Recorded data ::
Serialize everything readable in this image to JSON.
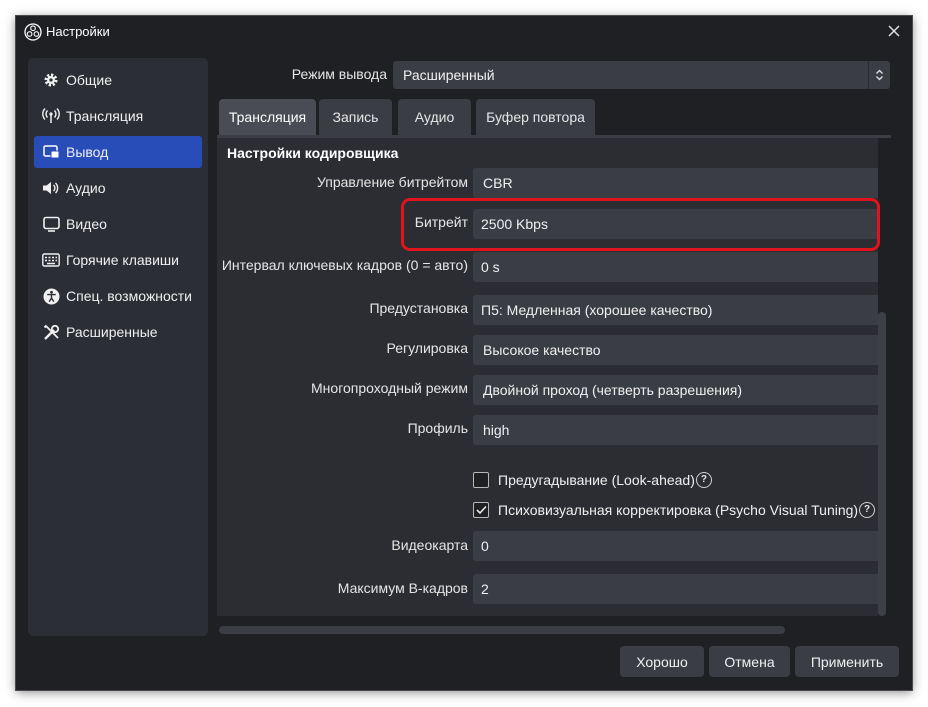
{
  "window": {
    "title": "Настройки",
    "app_icon": "obs-logo-icon",
    "close_icon": "close-icon"
  },
  "sidebar": {
    "items": [
      {
        "label": "Общие",
        "icon": "gear-icon",
        "active": false
      },
      {
        "label": "Трансляция",
        "icon": "broadcast-antenna-icon",
        "active": false
      },
      {
        "label": "Вывод",
        "icon": "output-monitor-icon",
        "active": true
      },
      {
        "label": "Аудио",
        "icon": "speaker-icon",
        "active": false
      },
      {
        "label": "Видео",
        "icon": "monitor-icon",
        "active": false
      },
      {
        "label": "Горячие клавиши",
        "icon": "keyboard-icon",
        "active": false
      },
      {
        "label": "Спец. возможности",
        "icon": "accessibility-icon",
        "active": false
      },
      {
        "label": "Расширенные",
        "icon": "tools-icon",
        "active": false
      }
    ]
  },
  "output_mode": {
    "label": "Режим вывода",
    "value": "Расширенный"
  },
  "tabs": [
    {
      "label": "Трансляция",
      "active": true
    },
    {
      "label": "Запись",
      "active": false
    },
    {
      "label": "Аудио",
      "active": false
    },
    {
      "label": "Буфер повтора",
      "active": false
    }
  ],
  "encoder": {
    "section_title": "Настройки кодировщика",
    "rate_control": {
      "label": "Управление битрейтом",
      "value": "CBR"
    },
    "bitrate": {
      "label": "Битрейт",
      "value": "2500 Kbps"
    },
    "keyframe_interval": {
      "label": "Интервал ключевых кадров (0 = авто)",
      "value": "0 s"
    },
    "preset": {
      "label": "Предустановка",
      "value": "П5: Медленная (хорошее качество)"
    },
    "tuning": {
      "label": "Регулировка",
      "value": "Высокое качество"
    },
    "multipass": {
      "label": "Многопроходный режим",
      "value": "Двойной проход (четверть разрешения)"
    },
    "profile": {
      "label": "Профиль",
      "value": "high"
    },
    "lookahead": {
      "label": "Предугадывание (Look-ahead)",
      "checked": false
    },
    "psycho_visual": {
      "label": "Психовизуальная корректировка (Psycho Visual Tuning)",
      "checked": true
    },
    "gpu": {
      "label": "Видеокарта",
      "value": "0"
    },
    "max_bframes": {
      "label": "Максимум B-кадров",
      "value": "2"
    }
  },
  "buttons": {
    "ok": "Хорошо",
    "cancel": "Отмена",
    "apply": "Применить"
  },
  "colors": {
    "accent": "#284cb8",
    "highlight": "#e0141c",
    "background": "#1f2024"
  }
}
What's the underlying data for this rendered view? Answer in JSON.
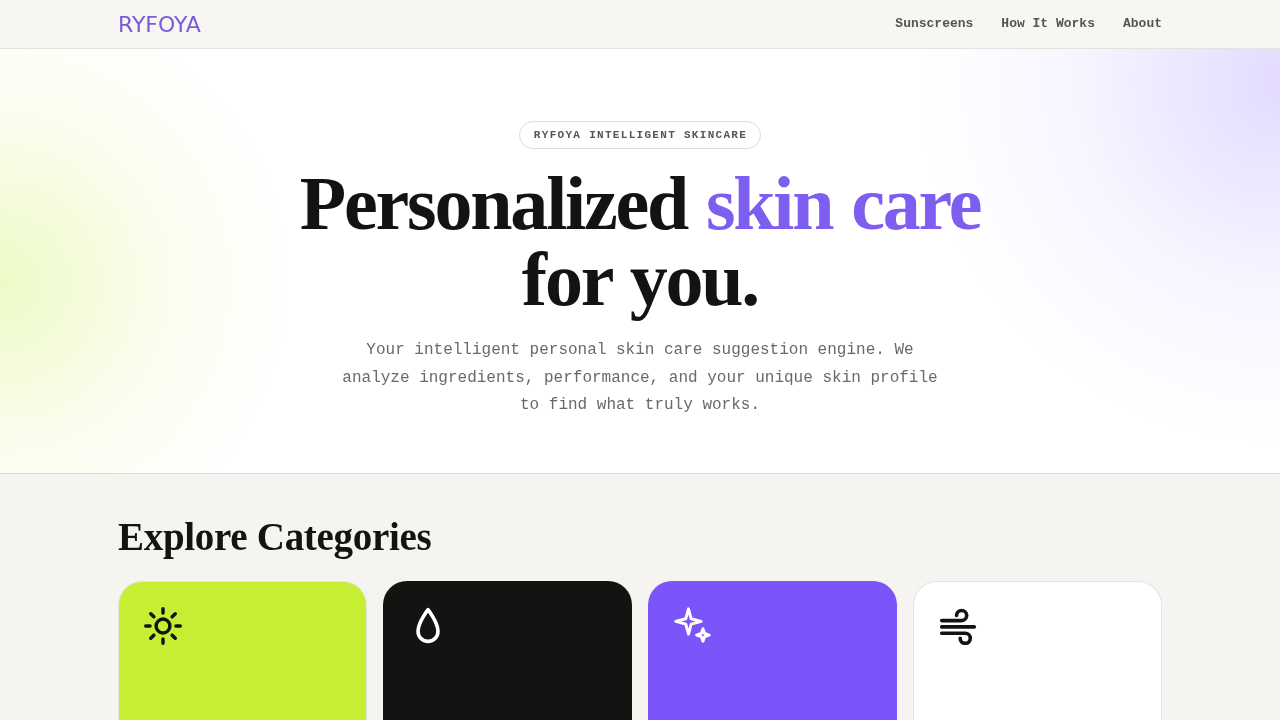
{
  "header": {
    "logo": "RYFOYA",
    "nav": [
      "Sunscreens",
      "How It Works",
      "About"
    ]
  },
  "hero": {
    "badge": "RYFOYA INTELLIGENT SKINCARE",
    "title": [
      {
        "text": "Personalized",
        "accent": false
      },
      {
        "text": "skin care",
        "accent": true
      },
      {
        "text": "for you.",
        "accent": false
      }
    ],
    "description": "Your intelligent personal skin care suggestion engine. We analyze ingredients, performance, and your unique skin profile to find what truly works."
  },
  "categories_section": {
    "heading": "Explore Categories",
    "cards": [
      {
        "color": "#c6ef34"
      },
      {
        "color": "#131411"
      },
      {
        "color": "#7b55fa"
      },
      {
        "color": "#ffffff"
      }
    ]
  }
}
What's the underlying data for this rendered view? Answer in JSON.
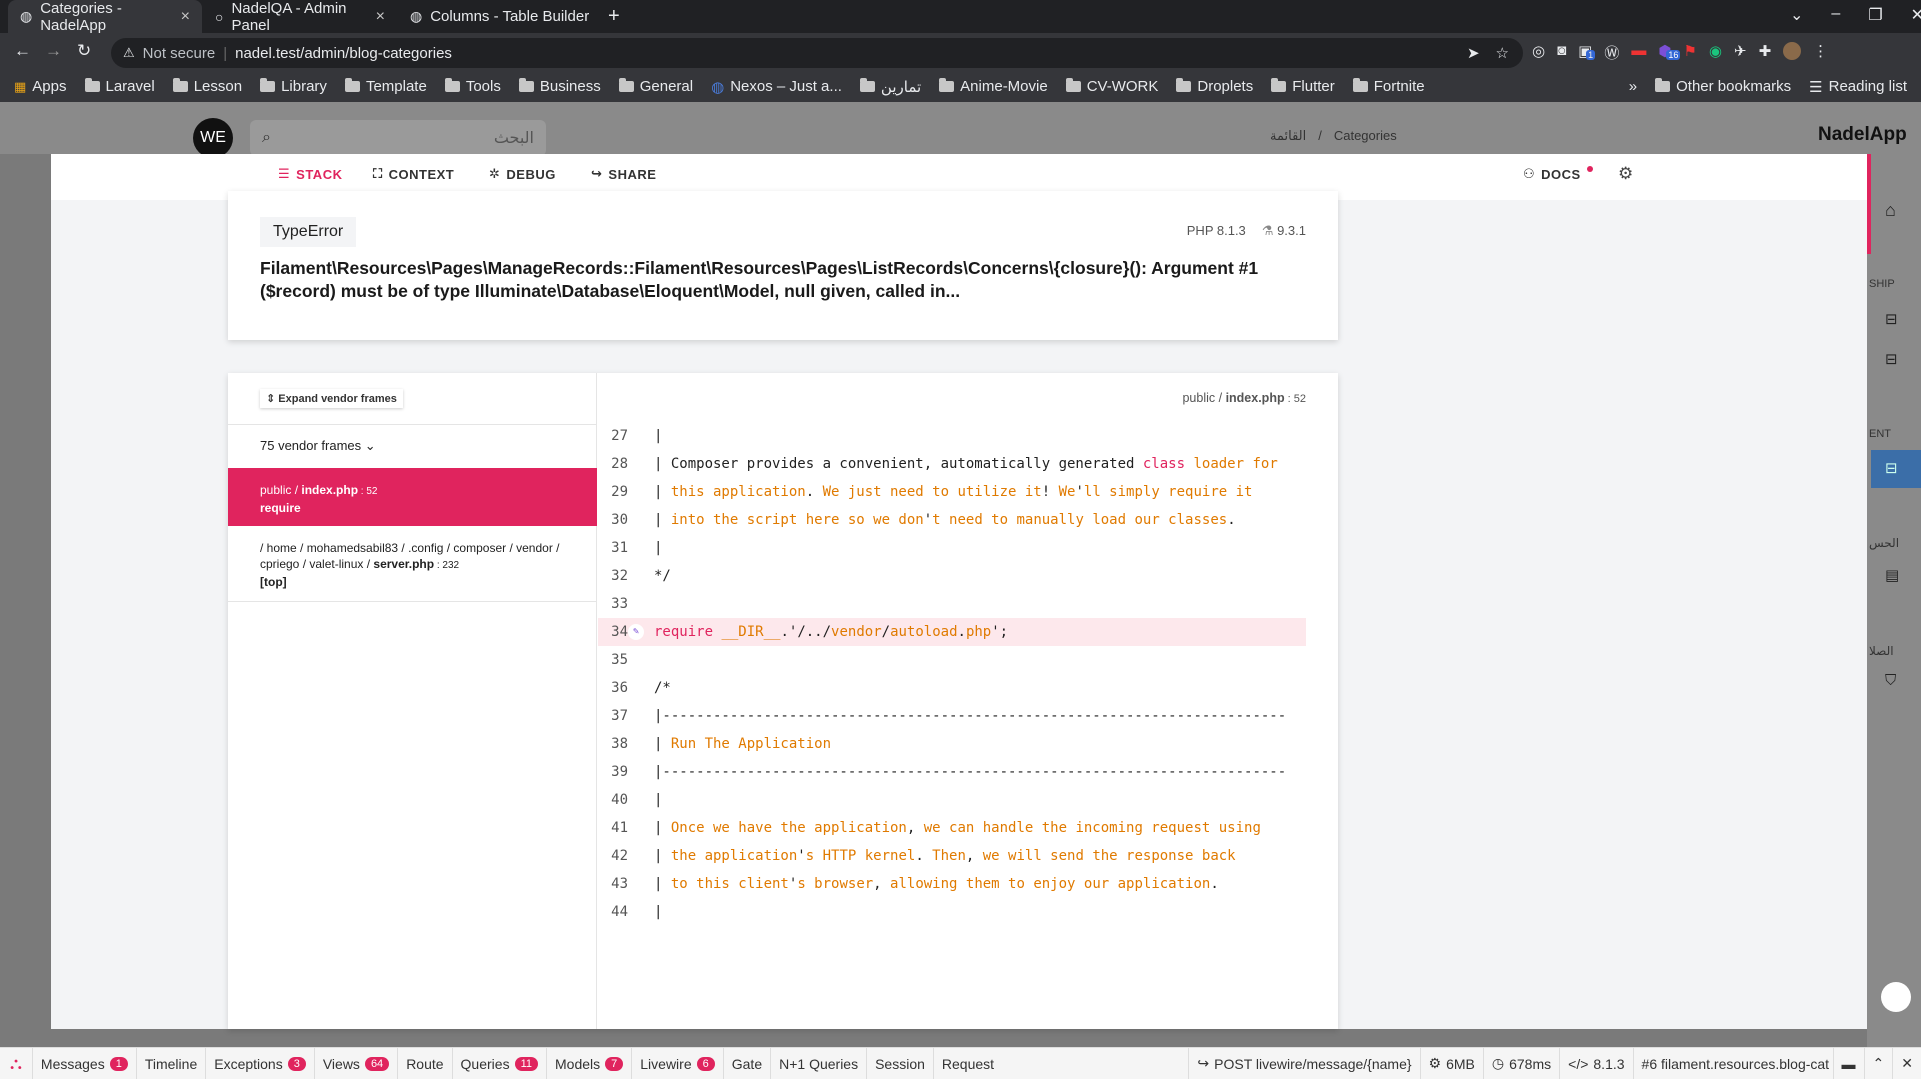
{
  "browser": {
    "tabs": [
      {
        "title": "Categories - NadelApp",
        "active": true
      },
      {
        "title": "NadelQA - Admin Panel",
        "active": false
      },
      {
        "title": "Columns - Table Builder - F",
        "active": false
      }
    ],
    "new_tab": "+",
    "security": "Not secure",
    "url": "nadel.test/admin/blog-categories",
    "bookmarks": [
      "Apps",
      "Laravel",
      "Lesson",
      "Library",
      "Template",
      "Tools",
      "Business",
      "General",
      "Nexos – Just a...",
      "تمارين",
      "Anime-Movie",
      "CV-WORK",
      "Droplets",
      "Flutter",
      "Fortnite"
    ],
    "bookmarks_more": "»",
    "other_bookmarks": "Other bookmarks",
    "reading_list": "Reading list",
    "ext_badges": [
      "1",
      "16"
    ]
  },
  "app": {
    "avatar": "WE",
    "search_placeholder": "البحث",
    "breadcrumb": [
      "القائمة",
      "Categories"
    ],
    "brand": "NadelApp",
    "side_labels": [
      "SHIP",
      "ENT",
      "الحس",
      "الصلا"
    ]
  },
  "ignition": {
    "tabs": [
      "STACK",
      "CONTEXT",
      "DEBUG",
      "SHARE"
    ],
    "docs": "DOCS",
    "error_type": "TypeError",
    "php_version": "PHP 8.1.3",
    "laravel_version": "9.3.1",
    "message": "Filament\\Resources\\Pages\\ManageRecords::Filament\\Resources\\Pages\\ListRecords\\Concerns\\{closure}(): Argument #1 ($record) must be of type Illuminate\\Database\\Eloquent\\Model, null given, called in...",
    "expand_vendor": "Expand vendor frames",
    "vendor_frames": "75 vendor frames",
    "frames": [
      {
        "path": "public / ",
        "file": "index.php",
        "line": " : 52",
        "method": "require",
        "active": true
      },
      {
        "path": "/ home / mohamedsabil83 / .config / composer / vendor / cpriego / valet-linux / ",
        "file": "server.php",
        "line": " : 232",
        "method": "[top]",
        "active": false
      }
    ],
    "file_header": {
      "path": "public / ",
      "file": "index.php",
      "line": " : 52"
    },
    "code": [
      {
        "n": "27",
        "t": "|"
      },
      {
        "n": "28",
        "t": "| Composer provides a convenient, automatically generated class loader for"
      },
      {
        "n": "29",
        "t": "| this application. We just need to utilize it! We'll simply require it"
      },
      {
        "n": "30",
        "t": "| into the script here so we don't need to manually load our classes."
      },
      {
        "n": "31",
        "t": "|"
      },
      {
        "n": "32",
        "t": "*/"
      },
      {
        "n": "33",
        "t": ""
      },
      {
        "n": "34",
        "t": "require __DIR__.'/../vendor/autoload.php';"
      },
      {
        "n": "35",
        "t": ""
      },
      {
        "n": "36",
        "t": "/*"
      },
      {
        "n": "37",
        "t": "|--------------------------------------------------------------------------"
      },
      {
        "n": "38",
        "t": "| Run The Application"
      },
      {
        "n": "39",
        "t": "|--------------------------------------------------------------------------"
      },
      {
        "n": "40",
        "t": "|"
      },
      {
        "n": "41",
        "t": "| Once we have the application, we can handle the incoming request using"
      },
      {
        "n": "42",
        "t": "| the application's HTTP kernel. Then, we will send the response back"
      },
      {
        "n": "43",
        "t": "| to this client's browser, allowing them to enjoy our application."
      },
      {
        "n": "44",
        "t": "|"
      }
    ]
  },
  "debugbar": {
    "items": [
      {
        "label": "Messages",
        "badge": "1"
      },
      {
        "label": "Timeline",
        "badge": ""
      },
      {
        "label": "Exceptions",
        "badge": "3"
      },
      {
        "label": "Views",
        "badge": "64"
      },
      {
        "label": "Route",
        "badge": ""
      },
      {
        "label": "Queries",
        "badge": "11"
      },
      {
        "label": "Models",
        "badge": "7"
      },
      {
        "label": "Livewire",
        "badge": "6"
      },
      {
        "label": "Gate",
        "badge": ""
      },
      {
        "label": "N+1 Queries",
        "badge": ""
      },
      {
        "label": "Session",
        "badge": ""
      },
      {
        "label": "Request",
        "badge": ""
      }
    ],
    "request": "POST livewire/message/{name}",
    "memory": "6MB",
    "time": "678ms",
    "php": "8.1.3",
    "route_select": "#6 filament.resources.blog-cat"
  },
  "colors": {
    "accent": "#e0245e",
    "code_orange": "#e07a00"
  }
}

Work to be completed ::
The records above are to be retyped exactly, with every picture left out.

Task output ::
Serialize everything readable in this image to JSON.
{
  "window": {
    "title": "Настройки",
    "app_icon": "obs-logo-icon",
    "close_icon": "close-icon"
  },
  "sidebar": {
    "items": [
      {
        "label": "Общие",
        "icon": "gear-icon",
        "active": false
      },
      {
        "label": "Трансляция",
        "icon": "broadcast-antenna-icon",
        "active": false
      },
      {
        "label": "Вывод",
        "icon": "output-monitor-icon",
        "active": true
      },
      {
        "label": "Аудио",
        "icon": "speaker-icon",
        "active": false
      },
      {
        "label": "Видео",
        "icon": "monitor-icon",
        "active": false
      },
      {
        "label": "Горячие клавиши",
        "icon": "keyboard-icon",
        "active": false
      },
      {
        "label": "Спец. возможности",
        "icon": "accessibility-icon",
        "active": false
      },
      {
        "label": "Расширенные",
        "icon": "tools-icon",
        "active": false
      }
    ]
  },
  "output_mode": {
    "label": "Режим вывода",
    "value": "Расширенный"
  },
  "tabs": [
    {
      "label": "Трансляция",
      "active": true
    },
    {
      "label": "Запись",
      "active": false
    },
    {
      "label": "Аудио",
      "active": false
    },
    {
      "label": "Буфер повтора",
      "active": false
    }
  ],
  "encoder": {
    "section_title": "Настройки кодировщика",
    "rate_control": {
      "label": "Управление битрейтом",
      "value": "CBR"
    },
    "bitrate": {
      "label": "Битрейт",
      "value": "2500 Kbps"
    },
    "keyframe_interval": {
      "label": "Интервал ключевых кадров (0 = авто)",
      "value": "0 s"
    },
    "preset": {
      "label": "Предустановка",
      "value": "П5: Медленная (хорошее качество)"
    },
    "tuning": {
      "label": "Регулировка",
      "value": "Высокое качество"
    },
    "multipass": {
      "label": "Многопроходный режим",
      "value": "Двойной проход (четверть разрешения)"
    },
    "profile": {
      "label": "Профиль",
      "value": "high"
    },
    "lookahead": {
      "label": "Предугадывание (Look-ahead)",
      "checked": false
    },
    "psycho_visual": {
      "label": "Психовизуальная корректировка (Psycho Visual Tuning)",
      "checked": true
    },
    "gpu": {
      "label": "Видеокарта",
      "value": "0"
    },
    "max_bframes": {
      "label": "Максимум B-кадров",
      "value": "2"
    }
  },
  "buttons": {
    "ok": "Хорошо",
    "cancel": "Отмена",
    "apply": "Применить"
  },
  "colors": {
    "accent": "#284cb8",
    "highlight": "#e0141c",
    "background": "#1f2024"
  }
}
What's the underlying data for this rendered view? Answer in JSON.
{
  "header": {
    "logo": "RYFOYA",
    "nav": [
      "Sunscreens",
      "How It Works",
      "About"
    ]
  },
  "hero": {
    "badge": "RYFOYA INTELLIGENT SKINCARE",
    "title": [
      {
        "text": "Personalized",
        "accent": false
      },
      {
        "text": "skin care",
        "accent": true
      },
      {
        "text": "for you.",
        "accent": false
      }
    ],
    "description": "Your intelligent personal skin care suggestion engine. We analyze ingredients, performance, and your unique skin profile to find what truly works."
  },
  "categories_section": {
    "heading": "Explore Categories",
    "cards": [
      {
        "color": "#c6ef34"
      },
      {
        "color": "#131411"
      },
      {
        "color": "#7b55fa"
      },
      {
        "color": "#ffffff"
      }
    ]
  }
}
What's the underlying data for this rendered view? Answer in JSON.
{
  "browser": {
    "tabs": [
      {
        "title": "Categories - NadelApp",
        "active": true
      },
      {
        "title": "NadelQA - Admin Panel",
        "active": false
      },
      {
        "title": "Columns - Table Builder - F",
        "active": false
      }
    ],
    "new_tab": "+",
    "security": "Not secure",
    "url": "nadel.test/admin/blog-categories",
    "bookmarks": [
      "Apps",
      "Laravel",
      "Lesson",
      "Library",
      "Template",
      "Tools",
      "Business",
      "General",
      "Nexos – Just a...",
      "تمارين",
      "Anime-Movie",
      "CV-WORK",
      "Droplets",
      "Flutter",
      "Fortnite"
    ],
    "bookmarks_more": "»",
    "other_bookmarks": "Other bookmarks",
    "reading_list": "Reading list",
    "ext_badges": [
      "1",
      "16"
    ]
  },
  "app": {
    "avatar": "WE",
    "search_placeholder": "البحث",
    "breadcrumb": [
      "القائمة",
      "Categories"
    ],
    "brand": "NadelApp",
    "side_labels": [
      "SHIP",
      "ENT",
      "الحس",
      "الصلا"
    ]
  },
  "ignition": {
    "tabs": [
      "STACK",
      "CONTEXT",
      "DEBUG",
      "SHARE"
    ],
    "docs": "DOCS",
    "error_type": "TypeError",
    "php_version": "PHP 8.1.3",
    "laravel_version": "9.3.1",
    "message": "Filament\\Resources\\Pages\\ManageRecords::Filament\\Resources\\Pages\\ListRecords\\Concerns\\{closure}(): Argument #1 ($record) must be of type Illuminate\\Database\\Eloquent\\Model, null given, called in...",
    "expand_vendor": "Expand vendor frames",
    "vendor_frames": "75 vendor frames",
    "frames": [
      {
        "path": "public / ",
        "file": "index.php",
        "line": " : 52",
        "method": "require",
        "active": true
      },
      {
        "path": "/ home / mohamedsabil83 / .config / composer / vendor / cpriego / valet-linux / ",
        "file": "server.php",
        "line": " : 232",
        "method": "[top]",
        "active": false
      }
    ],
    "file_header": {
      "path": "public / ",
      "file": "index.php",
      "line": " : 52"
    },
    "code": [
      {
        "n": "27",
        "t": "|"
      },
      {
        "n": "28",
        "t": "| Composer provides a convenient, automatically generated class loader for"
      },
      {
        "n": "29",
        "t": "| this application. We just need to utilize it! We'll simply require it"
      },
      {
        "n": "30",
        "t": "| into the script here so we don't need to manually load our classes."
      },
      {
        "n": "31",
        "t": "|"
      },
      {
        "n": "32",
        "t": "*/"
      },
      {
        "n": "33",
        "t": ""
      },
      {
        "n": "34",
        "t": "require __DIR__.'/../vendor/autoload.php';"
      },
      {
        "n": "35",
        "t": ""
      },
      {
        "n": "36",
        "t": "/*"
      },
      {
        "n": "37",
        "t": "|--------------------------------------------------------------------------"
      },
      {
        "n": "38",
        "t": "| Run The Application"
      },
      {
        "n": "39",
        "t": "|--------------------------------------------------------------------------"
      },
      {
        "n": "40",
        "t": "|"
      },
      {
        "n": "41",
        "t": "| Once we have the application, we can handle the incoming request using"
      },
      {
        "n": "42",
        "t": "| the application's HTTP kernel. Then, we will send the response back"
      },
      {
        "n": "43",
        "t": "| to this client's browser, allowing them to enjoy our application."
      },
      {
        "n": "44",
        "t": "|"
      }
    ]
  },
  "debugbar": {
    "items": [
      {
        "label": "Messages",
        "badge": "1"
      },
      {
        "label": "Timeline",
        "badge": ""
      },
      {
        "label": "Exceptions",
        "badge": "3"
      },
      {
        "label": "Views",
        "badge": "64"
      },
      {
        "label": "Route",
        "badge": ""
      },
      {
        "label": "Queries",
        "badge": "11"
      },
      {
        "label": "Models",
        "badge": "7"
      },
      {
        "label": "Livewire",
        "badge": "6"
      },
      {
        "label": "Gate",
        "badge": ""
      },
      {
        "label": "N+1 Queries",
        "badge": ""
      },
      {
        "label": "Session",
        "badge": ""
      },
      {
        "label": "Request",
        "badge": ""
      }
    ],
    "request": "POST livewire/message/{name}",
    "memory": "6MB",
    "time": "678ms",
    "php": "8.1.3",
    "route_select": "#6 filament.resources.blog-cat"
  },
  "colors": {
    "accent": "#e0245e",
    "code_orange": "#e07a00"
  }
}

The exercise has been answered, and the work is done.